England riots: Broken society is top priority - Cameron
David Cameron has said tackling the "broken society" is back at the top of his agenda following last week's riots.
He said he would review all policies, speed up plans to improve parenting and education and turn around the lives of 120,000 "troubled" families.
To tackle a "moral collapse" he pledged a war on gangs, but the home secretary said there would be "no quick fixes".
Labour leader Ed Miliband accused the PM of looking for "superficial answers" instead of lasting solutions.
As the two politicians gave speeches, courts continued to hear cases of the hundreds of people involved in rioting, looting and disorder across England.
In other developments:
- The Metropolitan Police have charged a 16-year-old boy with the murder of Richard Mannington Bowes, 68, who was attacked during rioting in Ealing, London, last week. The boy also faces charges of violent disorder and committing four separate burglaries of commercial premises
- Total arrests across seven police forces by Monday morning were 2,772.
- By noon, more than 1,179 people had appeared before the courts, the Ministry of Justice said, mostly on charges related to burglary, theft and handling, violence and violent disorder - 65% of people charged were remanded in custody.
- Two men and a 17-year-old boy have appeared in court charged with the murders of three men hit by a car in Birmingham last week. Another man was arrested on Monday - three others are already on bail
- Gordon Thompson, 33, has appeared in court charged with starting a fire which destroyed the 150-year-old House of Reeves furniture store in Croydon
- Work and Pensions Secretary Iain Duncan Smith tells the BBC that people convicted of involvement in rioting could lose their benefits even if they are not jailed
A Downing Street source has told the BBC there will be a "community engagement exercise" in communities affected by the disorder but said it would not be a formal inquiry.
Mr Miliband has been urging a community-based inquiry into the riots while a Lib Dem source said Deputy Prime Minister Nick Clegg had been brokering a deal for a "victim and communities commission" into the causes of the violence.
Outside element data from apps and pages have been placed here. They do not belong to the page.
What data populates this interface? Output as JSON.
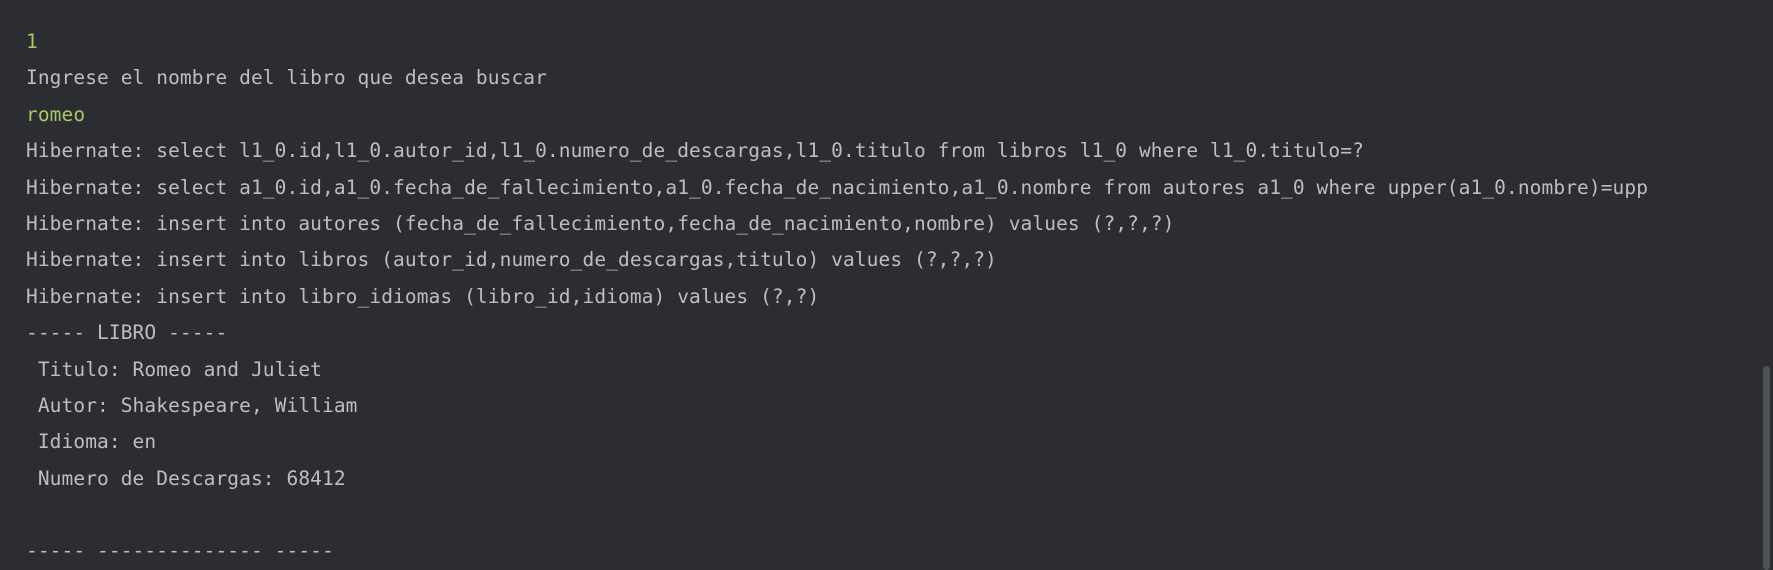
{
  "console": {
    "lines": [
      {
        "text": "1",
        "kind": "input"
      },
      {
        "text": "Ingrese el nombre del libro que desea buscar",
        "kind": "output"
      },
      {
        "text": "romeo",
        "kind": "input"
      },
      {
        "text": "Hibernate: select l1_0.id,l1_0.autor_id,l1_0.numero_de_descargas,l1_0.titulo from libros l1_0 where l1_0.titulo=?",
        "kind": "output"
      },
      {
        "text": "Hibernate: select a1_0.id,a1_0.fecha_de_fallecimiento,a1_0.fecha_de_nacimiento,a1_0.nombre from autores a1_0 where upper(a1_0.nombre)=upp",
        "kind": "output"
      },
      {
        "text": "Hibernate: insert into autores (fecha_de_fallecimiento,fecha_de_nacimiento,nombre) values (?,?,?)",
        "kind": "output"
      },
      {
        "text": "Hibernate: insert into libros (autor_id,numero_de_descargas,titulo) values (?,?,?)",
        "kind": "output"
      },
      {
        "text": "Hibernate: insert into libro_idiomas (libro_id,idioma) values (?,?)",
        "kind": "output"
      },
      {
        "text": "----- LIBRO -----",
        "kind": "output"
      },
      {
        "text": " Titulo: Romeo and Juliet",
        "kind": "output"
      },
      {
        "text": " Autor: Shakespeare, William",
        "kind": "output"
      },
      {
        "text": " Idioma: en",
        "kind": "output"
      },
      {
        "text": " Numero de Descargas: 68412",
        "kind": "output"
      },
      {
        "text": "",
        "kind": "output"
      },
      {
        "text": "----- -------------- -----",
        "kind": "output"
      }
    ]
  },
  "colors": {
    "background": "#2b2d30",
    "output_text": "#bcbec4",
    "input_text": "#a8c76a",
    "scroll_thumb": "#4e5157"
  }
}
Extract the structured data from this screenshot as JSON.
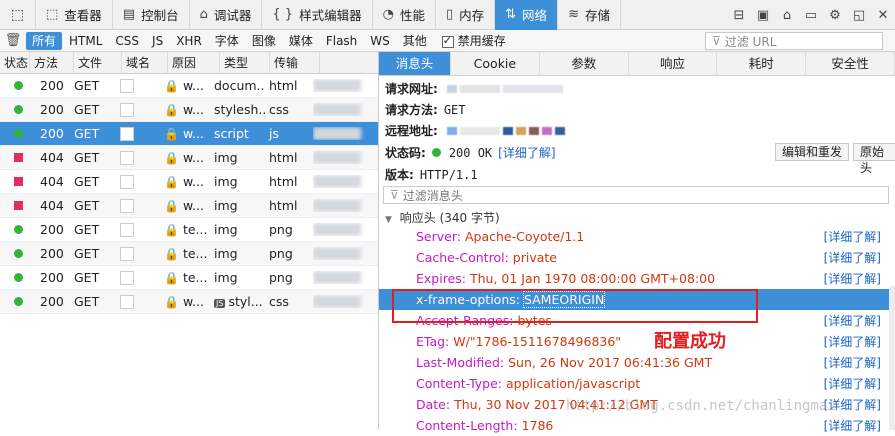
{
  "toolbar": {
    "tabs": [
      {
        "icon": "⬚",
        "label": "查看器"
      },
      {
        "icon": "▤",
        "label": "控制台"
      },
      {
        "icon": "⌂",
        "label": "调试器"
      },
      {
        "icon": "{ }",
        "label": "样式编辑器"
      },
      {
        "icon": "◔",
        "label": "性能"
      },
      {
        "icon": "▯",
        "label": "内存"
      },
      {
        "icon": "⇅",
        "label": "网络"
      },
      {
        "icon": "≋",
        "label": "存储"
      }
    ],
    "active_tab": "网络"
  },
  "filterbar": {
    "types": [
      "所有",
      "HTML",
      "CSS",
      "JS",
      "XHR",
      "字体",
      "图像",
      "媒体",
      "Flash",
      "WS",
      "其他"
    ],
    "active_type": "所有",
    "disable_cache_label": "禁用缓存",
    "filter_url_placeholder": "过滤 URL"
  },
  "request_columns": [
    "状态",
    "方法",
    "文件",
    "域名",
    "原因",
    "类型",
    "传输"
  ],
  "requests": [
    {
      "status": "200",
      "method": "GET",
      "domain": "w...",
      "cause": "docum...",
      "type": "html"
    },
    {
      "status": "200",
      "method": "GET",
      "domain": "w...",
      "cause": "stylesh...",
      "type": "css"
    },
    {
      "status": "200",
      "method": "GET",
      "domain": "w...",
      "cause": "script",
      "type": "js"
    },
    {
      "status": "404",
      "method": "GET",
      "domain": "w...",
      "cause": "img",
      "type": "html"
    },
    {
      "status": "404",
      "method": "GET",
      "domain": "w...",
      "cause": "img",
      "type": "html"
    },
    {
      "status": "404",
      "method": "GET",
      "domain": "w...",
      "cause": "img",
      "type": "html"
    },
    {
      "status": "200",
      "method": "GET",
      "domain": "te...",
      "cause": "img",
      "type": "png"
    },
    {
      "status": "200",
      "method": "GET",
      "domain": "te...",
      "cause": "img",
      "type": "png"
    },
    {
      "status": "200",
      "method": "GET",
      "domain": "te...",
      "cause": "img",
      "type": "png"
    },
    {
      "status": "200",
      "method": "GET",
      "domain": "w...",
      "cause": "styl...",
      "type": "css"
    }
  ],
  "detail_tabs": [
    "消息头",
    "Cookie",
    "参数",
    "响应",
    "耗时",
    "安全性"
  ],
  "details": {
    "request_url_label": "请求网址:",
    "request_method_label": "请求方法:",
    "request_method": "GET",
    "remote_addr_label": "远程地址:",
    "status_label": "状态码:",
    "status_value": "200 OK",
    "learn_more": "[详细了解]",
    "version_label": "版本:",
    "version_value": "HTTP/1.1",
    "edit_resend": "编辑和重发",
    "raw_headers": "原始头",
    "header_filter_placeholder": "过滤消息头",
    "response_section": "响应头 (340 字节)"
  },
  "response_headers": [
    {
      "name": "Server:",
      "value": "Apache-Coyote/1.1"
    },
    {
      "name": "Cache-Control:",
      "value": "private"
    },
    {
      "name": "Expires:",
      "value": "Thu, 01 Jan 1970 08:00:00 GMT+08:00"
    },
    {
      "name": "x-frame-options:",
      "value": "SAMEORIGIN"
    },
    {
      "name": "Accept-Ranges:",
      "value": "bytes"
    },
    {
      "name": "ETag:",
      "value": "W/\"1786-1511678496836\""
    },
    {
      "name": "Last-Modified:",
      "value": "Sun, 26 Nov 2017 06:41:36 GMT"
    },
    {
      "name": "Content-Type:",
      "value": "application/javascript"
    },
    {
      "name": "Date:",
      "value": "Thu, 30 Nov 2017 04:41:12 GMT"
    },
    {
      "name": "Content-Length:",
      "value": "1786"
    }
  ],
  "annotation": "配置成功",
  "watermark": "http://blog.csdn.net/chanlingmai",
  "colors": {
    "accent": "#3d8fd7",
    "ok": "#34b33a",
    "error": "#e0305a",
    "header_name": "#c41ac4",
    "header_value": "#d2380e",
    "annotation": "#e02020"
  }
}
In a speech in Oxfordshire, Mr Cameron described the disorder that spread from London to parts of the East and West Midlands, Merseyside, Bristol, Manchester and Gloucester as "a wake-up call for our country".
He said politicians had been unwilling to talk about rights and wrongs, but "moral neutrality" would not "cut it any more" and said "the slow-motion moral collapse that has taken place in parts of our country these past few generations" must be confronted.
The riots were not about cuts, poverty or race. They were about the difference between right and wrong.
That was David Cameron's view.
In a speech that ranged through topics as diverse as parenting, health and safety legislation and the Human Rights Act, he did not spell out exactly how the government would change its policies.
But he did say there would be measures to deal with gangs and troubled families.
For Ed Miliband that thinking was shallow and superficial.
Poverty mattered, as well as the national culture.
He demanded an inquiry to investigate the causes of the trouble, and said bankers, MPs and journalists had been greedy, selfish and immoral as well as the rioters.
Both men know they need to reflect the public mood.
Both know diagnosing social problems is one thing, prescribing answers will be quite another.
He included children without fathers, schools without discipline and communities without control in a list of what he believed has gone wrong in parts of the country and said people were "crying out" for the government to act.
"The broken society is back at the top of my agenda," Mr Cameron said.
Over the next few weeks, he said ministers would "review every aspect of our work to mend our broken society".
He pledged a "concerted, all out war on gangs and gang culture", which he said was a "major criminal disease that has infected streets and estates across our country".
"Stamping out these gangs should be a new national priority," he said - adding that a cross-government programme would look at "every aspect of this problem".
He has already announced plans to give police more powers to demand face masks are removed and to allow "gang injunctions" for over-18s, launched in England and Wales in January, to be used for children and adults.
Tackling gang culture was the subject of a meeting involving Home Secretary Theresa May, ministers and Acting Metropolitan Police Commissioner Tim Godwin on Monday.
Mrs May said there were "no quick fixes" and every angle, including schools, communities and jobs and benefits, must be considered.School discipline
Mr Cameron also said he wanted a "family test" applied to all domestic policies to ensure they did not undermine or "stop families from being together".
Plans to improve parenting would be accelerated, including work to target "troubled" families - the prime minister said his ambition was that the government would "turn around the lives of the 120,000 most troubled families in the country" by the next general election in 2015.
More police officers were needed on the streets he said, pledging to cut bureaucracy and arguing that those demanding he reverse plans to cut police funding were "missing the point".
He wanted to push "faster" on plans to strengthen school discipline and said ministers would look at the Human Rights Act and health and safety legislation - which he argued had been misrepresented by some in a way that had undermined personal responsibility.
And, following concerns from senior police officers about his plans to take advice from US "supercop" Bill Bratton, he said the US had been dealing with the problem of gangs for longer and it was right to listen and learn to "inspirational" police chiefs.
Downing Street said that officials and ministers were "looking at a whole range" of options before deciding whether benefits should be cut for rioters and looters given non-custodial sentences - something raised by cabinet minister Iain Duncan Smith earlier.
But in a speech at his old school in north London, Mr Miliband warned against "knee-jerk gimmicks".
"The politician's instinct - reach for new legislation, appoint a new adviser, wheel out your old prejudices - will not meet the public's demand for real answers and deep rooted, lasting solutions," he said.
"We've heard it all in the last few days, water cannon, supercops, a daily door knock for gangs and today, more gimmicks. A prime minister, who used to say the answer was to hug a hoodie, now says the answer is to reform our health and safety laws.
"Day by day the prime minister has revealed himself to be reaching for shallow and superficial answers, not the lasting solutions the country needs, based on the wisdom and insights of our communities."
He urged a "national conversation" about the causes of the riots - arguing that commissions had been set up after previous major disturbances to look into the causes.
The police and the government have clashed over the handling of the police response. The Police Federation said on Monday that Mr Cameron was "wrong" to suggest "back office" police officers could be freed up to increase police numbers on the streets - as many did important roles in child protection and domestic violence units.
Some of the Conservatives' coalition partners have also warned against "knee jerk" responses - Lib Dem deputy leader Simon Hughes has warned against treating rioters in social housing differently to others by removing housing and benefits.